Monday, August 18, 2008

The Plastic menace

A recent posting on the Wildlife Disease New Digest blog, which appears two or three times a week as a listserv item (here is the URL carries a series of quotes and pictures that highlight the world’s growing problem with plastics. Many brief reports on the blog carry links to full stories on many subjects. The plastic one can be seen here. It opens with a quote from The National Geographic News of Sept 2003 that carries this blunt message:- Data released by the United States Environmental Protection Agency shows that somewhere between 500 billion and a trillion plastics bags are consumed worldwide each year.

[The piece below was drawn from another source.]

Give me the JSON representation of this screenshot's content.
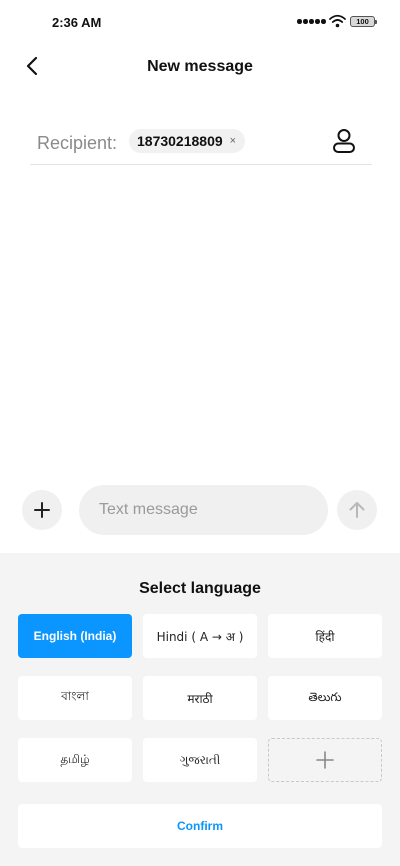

The posting goes on to quote Jared Blumenfeld, Director of San Francisco’s Department of the Environment and states that There’s harsh economics behind bag recycling: It costs $4000 to process and recycle 1ton of plastic bags, which can then be sold on the commodities market for $32.

These quotes are followed by numerous grim pictures of plastic clogging up our cities and killing untold numbers of wild creatures in many ways.

Of course the authors do their best to offer a solution, pointing out that if only one person in five in the USA were to stop using plastic bags the reduction in waste would be absolutely huge – perhaps as many as 1,330,560,000,000 bags in our life time. They list several countries where plastic bag use has been banned – most notably in Africa, Rwanda has led the way

My own take on this problem appears in The Trouble With Lions in chapter 15. I quote:
We occasionally passed through villages whose chief characteristic was masses of thorn bushes highlighted by what have been euphemistically called Natal Poppies. The real reason for the colour is the accumulation of plastic bags, mainly black, which have blown from the ground where they have been carelessly dropped and have caught in the thorns. As the bags are virtually indestructible, the number of “poppies” continues to increase; moreover they seem to multiply of their own accord, as they gradually shred, so that one large bag becomes several small strips, all caught up in the thorns. An ugly sight.
In an interesting example of parallel evolution, Natal Poppies have sprung up all over Africa, and have become a common sight wherever one goes. A more generic name might be African Wild Flowers, as we have seen them in every African country that we have visited in the last fifteen years. Eventually they either shred themselves so small that they cannot hang on to the trees, or end up becoming the major visible form of garbage lining village streets. What a pity that they lack DNA and cannot propagate into useful bags every year or so. Since that time an attempt at control of this situation has been made, by making the giving away of plastic bags illegal in South Africa, but Markus (Hofmeyr) tells me that it has not had a noticeable effect on the flower crop.
The situation has hardly improved in the ten years since we learned the cynical nickname. Vast amounts of plastic clog up systems in most countries and recent reports indicate that even in Canada people are beginning to feel the grip of the man-made monster. In Uganda it is almost impossible to make a purchase without the item being stuffed into a small black plastic bag, called a Kavera. The bags end up in roadside garbage heaps and may be sporadically picked by an antiquated dump truck that drives off with its contents dribbling on to the road. The garbage piles are burnt from time to time, sending a plume of foul-smelling, choking toxic fumes into the air. It is hard to know which is worse.

An even newer posting on the Wildlife Disease New Digest blog concerns the effects of plastics in quite a different way. A report here suggests that the a breakdown chemical of plastics causes a fatal condition in lobsters called shell disease. Hans Laufer, the lead scientists on the study thinks that alkyphenols derived from hard plastics may be interfering with the ability of lobsters to develop tough shells.

It is difficult to see our way out of this one. A lot of people need to take a lot of action, or else our grandchildren – and their grandchildren - are going to inherit a world that we would not even recognize.


Anonymous said...

Does "kavera" mean "cover"?

Jerry Haigh said...

Good question Stamperoo. It sure sounds as if it might, but I don't know. I'll ask my Ugandan colleagues, but it may just be a word in one of the local languages. It is not Swahili, although it would make sense if it were, as Swahili, like most Creole languages, borrows & adapts where it can. For example, Doctor (eng) is Daktari, and a diesel engine (eng) is Tinga tinga (sound it out repeatedly and you'll see the connection.